You’ve probably been there: After one inning between the sheets, not everyone’s ready for another. Women may be primed to go seconds after the first big win, but for men, it may not be so easy. No matter what his brain is saying, his body just won’t comply. What gives?
Both women and men have a built-in recovery period after sex. The refractory period for women isn’t as long (allowing for the possibility of multiple orgasms), but everyone experiences this waiting game.
For males, it’s called the refractory period (MRP), and it’s the time after ejaculation — lasting anywhere from a few minutes to a few days — until it’s possible to get an erection again.
After ejaculation, the whole body is on overdrive. And the sympathetic nervous system — which controls the fight-or-flight response — pushes for calm, explains urologist Charles Walker.
This activates the release of certain neurotransmitters, the body’s chemical messengers, which cause the smooth muscle in the penis to contract, driving it into a flaccid fix.
What happens next is a domino effect, lowering levels of neurotransmitters, namely dopamine and testosterone. Dopamine, one of your “happiness” hormones, is secreted when you’re aroused. But when your system wants you to come off that high, it dampens production of it.
At the same time, production of the neurotransmitter serotonin and the hormone prolactin increases, which also counteracts arousal. Prolactin is the hormone most strongly associated with the refractory period — the lower your prolactin levels, the quicker you can get going again.

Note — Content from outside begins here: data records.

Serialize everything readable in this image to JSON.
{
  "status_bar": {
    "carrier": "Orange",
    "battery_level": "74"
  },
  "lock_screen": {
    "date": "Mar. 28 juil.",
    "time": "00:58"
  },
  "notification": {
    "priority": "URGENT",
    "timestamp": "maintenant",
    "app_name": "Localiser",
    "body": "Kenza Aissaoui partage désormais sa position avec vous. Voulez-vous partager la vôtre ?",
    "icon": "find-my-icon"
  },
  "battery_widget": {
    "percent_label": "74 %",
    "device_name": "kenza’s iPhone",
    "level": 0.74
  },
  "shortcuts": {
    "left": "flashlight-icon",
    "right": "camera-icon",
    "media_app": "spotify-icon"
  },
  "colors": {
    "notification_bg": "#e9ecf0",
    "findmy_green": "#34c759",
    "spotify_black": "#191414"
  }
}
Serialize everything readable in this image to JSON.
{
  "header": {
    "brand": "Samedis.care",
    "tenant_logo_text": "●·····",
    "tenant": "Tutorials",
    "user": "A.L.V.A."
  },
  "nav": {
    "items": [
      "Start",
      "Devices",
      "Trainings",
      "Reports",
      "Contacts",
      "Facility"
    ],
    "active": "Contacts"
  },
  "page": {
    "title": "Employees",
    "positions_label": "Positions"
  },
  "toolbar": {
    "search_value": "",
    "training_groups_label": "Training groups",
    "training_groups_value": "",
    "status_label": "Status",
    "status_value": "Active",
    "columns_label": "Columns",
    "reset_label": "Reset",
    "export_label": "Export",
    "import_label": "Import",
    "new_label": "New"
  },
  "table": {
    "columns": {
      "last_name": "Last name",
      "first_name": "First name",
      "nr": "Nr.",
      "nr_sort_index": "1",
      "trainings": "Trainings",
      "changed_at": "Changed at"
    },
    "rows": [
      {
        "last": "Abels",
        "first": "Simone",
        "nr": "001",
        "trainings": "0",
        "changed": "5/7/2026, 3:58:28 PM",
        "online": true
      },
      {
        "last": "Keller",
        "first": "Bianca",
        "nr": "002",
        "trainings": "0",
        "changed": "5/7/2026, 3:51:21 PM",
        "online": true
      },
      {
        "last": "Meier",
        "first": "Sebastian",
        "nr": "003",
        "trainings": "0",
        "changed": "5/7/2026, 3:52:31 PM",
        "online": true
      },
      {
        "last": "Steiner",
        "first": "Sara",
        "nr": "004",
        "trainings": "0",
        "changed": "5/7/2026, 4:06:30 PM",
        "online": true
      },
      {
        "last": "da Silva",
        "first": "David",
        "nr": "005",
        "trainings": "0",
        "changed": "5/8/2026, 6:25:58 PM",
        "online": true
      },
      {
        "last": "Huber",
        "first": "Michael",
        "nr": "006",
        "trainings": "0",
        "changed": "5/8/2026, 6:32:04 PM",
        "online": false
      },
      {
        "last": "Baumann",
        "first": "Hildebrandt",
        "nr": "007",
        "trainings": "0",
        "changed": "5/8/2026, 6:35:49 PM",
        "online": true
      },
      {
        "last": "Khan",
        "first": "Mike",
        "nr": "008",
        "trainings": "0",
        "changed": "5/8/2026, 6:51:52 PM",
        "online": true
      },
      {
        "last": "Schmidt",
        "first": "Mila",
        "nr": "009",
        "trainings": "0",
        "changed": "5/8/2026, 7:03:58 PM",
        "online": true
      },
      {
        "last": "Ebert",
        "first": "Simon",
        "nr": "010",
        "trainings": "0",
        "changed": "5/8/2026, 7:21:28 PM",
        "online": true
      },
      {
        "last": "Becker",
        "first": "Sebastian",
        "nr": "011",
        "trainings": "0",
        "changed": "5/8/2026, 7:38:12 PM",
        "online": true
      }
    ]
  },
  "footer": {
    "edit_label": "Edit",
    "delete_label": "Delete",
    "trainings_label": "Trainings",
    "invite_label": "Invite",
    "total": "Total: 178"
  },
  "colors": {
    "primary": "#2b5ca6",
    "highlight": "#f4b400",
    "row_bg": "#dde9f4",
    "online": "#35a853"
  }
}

Take note: Ejaculation and orgasm aren’t the same thing — they’re two separate processes. Ifsomeone with a penis can refrain from ejaculating during orgasm, they may be able to have multiple orgasms. It’s a rare phenomenon and takes a lot of practice to become proficient.
Prolactin also explains why MRP lasts longer with orgasm from intercourse versus self-pleasure. The amount of prolactin released after intercourse is apparently 400 percent greater than following masturbation, according to research from 2006.
While that sounds like a bummer, the researchers suggest that this could simply mean that intercourse is usually more physiologically satisfying than masturbation.
Another side effect of increased prolactin? It suppresses production of testosterone, a key player in piquing your interest in sex. Also, your brain releases a surge of serotonin, which makes us want to just roll over and sleep after sex.
One research review of post-intercourse brain scans revealed that ejaculation causes a dip in activity in the prefrontal cortex and a release of oxytocin and serotonin, shutting off alertness and mental activity and essentially kneecapping any sexual desire.
So not only are your hormones working to actively make you not aroused, you also have less of the hormones that are responsible for getting your engines running. But don’t worry — it’s not as hopeless as it sounds.
It depends on a handful of factors, experts say. The biggest? Age.
“Teenage boys can have a refractory period of a few minutes,” says Abraham Morgentaler, associate clinical professor of urology at Harvard Medical School and author of “The Truth About Men and Sex: Intimate Secrets from the Doctor’s Office.”
“But a 30-year-old man is typically unable to have a second orgasm for half an hour or more, and for many men 50 years and older, one orgasm per day may be all they can achieve,” he says.
Other factors that come into play:
- level of sensitivity
- how turned on you are
- the quality and emotional state of your relationship
- whether you’ve been drinking
- whether you’re circumcised
- what medications you’re on
- how comfortable you are in your environment
Yep, this includes pretty much everything that would affect your ability to get an erection to start with, but even more so because you’re fighting against your body’s natural inclinations to recharge.
Everyone is wired differently too. “One young man may be able to have five or more erections and orgasms in a day with a new partner, whereas another young man in the same circumstances may not have the urge or ability to have more than one,” Morgentaler adds.
For most people, this forced break isn’t a huge problem. The biggest issue is if it’s affecting a partner’s pleasure. It can also be an inconvenience for couples who want to have back-to-back romping sessions.
Some can still have an erection, but no orgasm, during the MRP, Morgentaler adds.
How can you minimize the wait time? You can’t really control or predict it. But there’s one thing docs agree helps speed up your time between innings: increasing arousal.
“In especially exciting circumstances, all bets are off, and men may surprise themselves with how quickly their erection returns and their ability to have orgasms in relatively rapid succession,” Morgentaler says.
Some ideas to spice things up: Rent a hotel room instead of having sex at home, have morning sex instead of at night — even small efforts to add novelty may be enough for excitement to overpower your systems, Morgentaler adds.
And remember: “You don’t need an erection to give and receive pleasure,” says sexologist Jessica O’Reilly, PhD. “You’ve got 10 good fingers, a tongue, and hopefully some toys that can help [your partner] reach climax during the MRP.”
The refractory period is a natural phenomenon and is your body’s way of healing and protecting you after ejaculation. However, if you’re young and healthy and spending hours on the sidelines, check in with your doctor.
It could be simply a side effect of a medication — antidepressants in particular mess with your dopamine and serotonin levels — or a sign of something that needs medical attention, Walker says. It’s always better to check with a professional who can guide you.